Over the past 4 ½ years many people have said to me “You work with your spouse?!? I could never do that!” And my humorous reply has always been, “What makes it work is that Reese works from home, and I go to the office every day!” But all of that obviously changed six weeks ago when we shut down the PFI Advisors’ offices, sending Jay and Sandra to their respective homes while Reese, Luke, and I were confined to our house for the foreseeable future. Would the three of us survive?
Reese embraced the idea of homeschooling immediately. After two years of managing our daughter’s in-home medical care — juggling nurses, therapists, doctors’ appointments, hospitals, and of course frequent emergency room visits, homeschooling a healthy and hilarious 6-year old was a welcomed challenge. She jumped on her computer and designed a school schedule that would mimic Luke’s “normal” school day. “If I work from 4am to 7am, I can get a good chunk of PFI work done before he wakes up every day,” she concluded as she examined her spreadsheet. She wanted to give Luke her undivided attention from 7am to 2:30pm every day and allow me to focus on conference calls and client work from my new makeshift desk on a Home Depot folding table in our master bedroom.
We fell into a pretty good routine for the first few weeks. Reese and I both worked early in the morning, her from her permanent home office and me from the dining room table. Once Luke woke up, I’d head upstairs, and Luke would tackle some of his early morning homework from the coffee table in the family room. Following breakfast, he and Reese (and sometimes the cat) headed to the dining room table for their more serious schoolwork. I’d come downstairs for lunch around 11:30, and then the three of us would go for a mid-day walk around the neighborhood.

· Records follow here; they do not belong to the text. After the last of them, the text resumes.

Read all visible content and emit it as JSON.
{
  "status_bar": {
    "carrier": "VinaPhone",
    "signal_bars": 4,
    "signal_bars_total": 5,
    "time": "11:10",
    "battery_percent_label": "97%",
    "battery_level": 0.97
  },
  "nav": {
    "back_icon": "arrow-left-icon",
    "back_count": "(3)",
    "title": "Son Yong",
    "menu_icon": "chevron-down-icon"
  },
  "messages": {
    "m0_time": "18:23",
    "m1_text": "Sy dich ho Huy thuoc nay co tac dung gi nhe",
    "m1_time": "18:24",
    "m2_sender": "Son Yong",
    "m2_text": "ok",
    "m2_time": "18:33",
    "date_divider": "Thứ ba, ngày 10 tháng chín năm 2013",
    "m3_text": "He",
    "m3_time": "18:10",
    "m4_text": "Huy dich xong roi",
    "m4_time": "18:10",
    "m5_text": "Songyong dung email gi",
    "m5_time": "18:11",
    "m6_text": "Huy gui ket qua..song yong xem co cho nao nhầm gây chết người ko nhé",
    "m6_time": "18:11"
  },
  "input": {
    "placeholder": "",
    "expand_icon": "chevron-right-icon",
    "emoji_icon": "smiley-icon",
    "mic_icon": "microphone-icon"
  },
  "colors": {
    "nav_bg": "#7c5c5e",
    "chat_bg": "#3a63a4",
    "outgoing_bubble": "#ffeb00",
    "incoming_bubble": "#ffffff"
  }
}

Just as we were finding our groove between work, school, online grocery shopping/delivery, cooking meals, and checking in on family and friends, two outside forces threw our “new normal” into a tailspin: Luke’s spring break, and the PPP loan program. Up until spring break, we (well, mostly Reese) had done a tremendous job of limiting Luke’s screen time and making sure he was productive each day. With no coursework to keep him busy, all bets were off for the week of spring break. As our COO/CFO, it fell upon Reese to gather the payroll and other financial information needed to apply for the PPP program (considering the majority of our revenue is project-based, and the fact that most RIAs cut discretionary spending — which includes consulting work — during market pullbacks, we felt it prudent to apply for the loan). On Friday April 3rd, when banks began accepting applications, Reese was at her desk, coffee in hand, at 3am. By 8pm that night, both Luke and I had learned some new colorful language as Reese pulled her hair out trying to navigate the ever-changing loan requirements. She basically didn’t sleep for the next two weeks, including Easter Sunday when she spent several hours on the phone with multiple bankers trying to complete our application, as well as cook Easter dinner. Miraculously, our loan was funded on April 18th (the only other time I saw Reese so excited was when Costco confirmed our order for 30 rolls of toilet paper!).

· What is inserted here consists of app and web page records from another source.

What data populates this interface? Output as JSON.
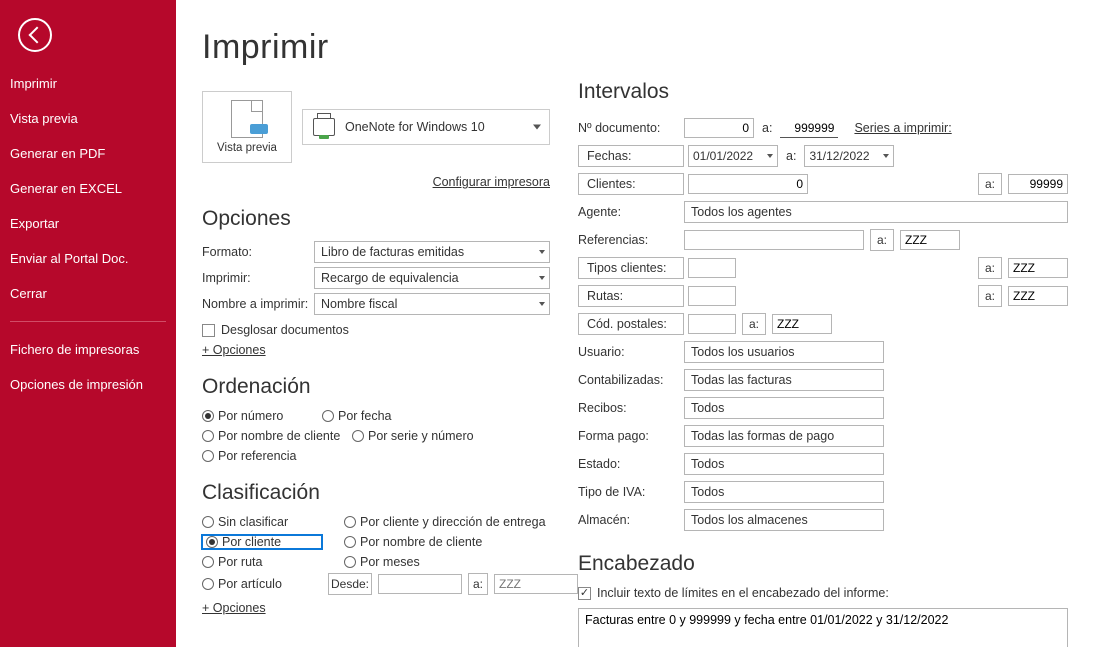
{
  "sidebar": {
    "items": [
      "Imprimir",
      "Vista previa",
      "Generar en PDF",
      "Generar en EXCEL",
      "Exportar",
      "Enviar al Portal Doc.",
      "Cerrar"
    ],
    "secondary": [
      "Fichero de impresoras",
      "Opciones de impresión"
    ]
  },
  "title": "Imprimir",
  "preview": {
    "label": "Vista previa",
    "printer": "OneNote for Windows 10",
    "config": "Configurar impresora"
  },
  "opciones": {
    "heading": "Opciones",
    "rows": {
      "formato_label": "Formato:",
      "formato_value": "Libro de facturas emitidas",
      "imprimir_label": "Imprimir:",
      "imprimir_value": "Recargo de equivalencia",
      "nombre_label": "Nombre a imprimir:",
      "nombre_value": "Nombre fiscal"
    },
    "desglosar": "Desglosar documentos",
    "mas": "+ Opciones"
  },
  "ordenacion": {
    "heading": "Ordenación",
    "items": [
      "Por número",
      "Por fecha",
      "Por nombre de cliente",
      "Por serie y número",
      "Por referencia"
    ],
    "selected": 0
  },
  "clasificacion": {
    "heading": "Clasificación",
    "left": [
      "Sin clasificar",
      "Por cliente",
      "Por ruta",
      "Por artículo"
    ],
    "right": [
      "Por cliente y dirección de entrega",
      "Por nombre de cliente",
      "Por meses"
    ],
    "selected_left": 1,
    "desde": "Desde:",
    "a": "a:",
    "zzz": "ZZZ",
    "mas": "+ Opciones"
  },
  "intervalos": {
    "heading": "Intervalos",
    "num_doc_label": "Nº documento:",
    "num_doc_from": "0",
    "num_doc_to": "999999",
    "a": "a:",
    "series": "Series a imprimir:",
    "fechas_btn": "Fechas:",
    "fecha_from": "01/01/2022",
    "fecha_to": "31/12/2022",
    "clientes_btn": "Clientes:",
    "clientes_from": "0",
    "clientes_to": "99999",
    "agente_label": "Agente:",
    "agente_value": "Todos los agentes",
    "ref_label": "Referencias:",
    "ref_to": "ZZZ",
    "tipos_btn": "Tipos clientes:",
    "tipos_to": "ZZZ",
    "rutas_btn": "Rutas:",
    "rutas_to": "ZZZ",
    "codp_btn": "Cód. postales:",
    "codp_to": "ZZZ",
    "usuario_label": "Usuario:",
    "usuario_value": "Todos los usuarios",
    "cont_label": "Contabilizadas:",
    "cont_value": "Todas las facturas",
    "recibos_label": "Recibos:",
    "recibos_value": "Todos",
    "forma_label": "Forma pago:",
    "forma_value": "Todas las formas de pago",
    "estado_label": "Estado:",
    "estado_value": "Todos",
    "iva_label": "Tipo de IVA:",
    "iva_value": "Todos",
    "almacen_label": "Almacén:",
    "almacen_value": "Todos los almacenes"
  },
  "encabezado": {
    "heading": "Encabezado",
    "chk": "Incluir texto de límites en el encabezado del informe:",
    "text": "Facturas entre 0 y 999999 y fecha entre 01/01/2022 y 31/12/2022"
  }
}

With the spring break and PPP loan fire drills behind us, it took another week or so for us to find our stride again. We’ve figured out a nice routine of all three of us rotating throughout the house, from desk to desk, computer to computer, and station to station each day, in an attempt to keep us from going stir crazy while confined to the house. We’re approaching seven full weeks at home, with at least another four until the end of May here in Los Angeles (Luke is out of school through at least June 10th…we’re hoping his summer program takes place, but that is still very much in the air).
Everything I’ve described is no different than what other parents and business owners are struggling with across the country. I’m definitely not asking for sympathy from anyone. In all honesty, I think the fact that Reese and I own our business and professionally work together has made things much easier for us, as opposed to parents who are being pulled in different directions by their bosses. I have no idea how parents of multiple children — many of which are at different schools — who are working two distinct and different jobs, are surviving this. My heart goes out to each and every one of you, and I graciously tip my cap to you!
Hang in there, everyone. Do the best you can every day and try not to sweat the small stuff. As long as the kids are entertaining themselves and not burning the house down, consider it a moral victory.
And definitely don’t cry over spilled milk!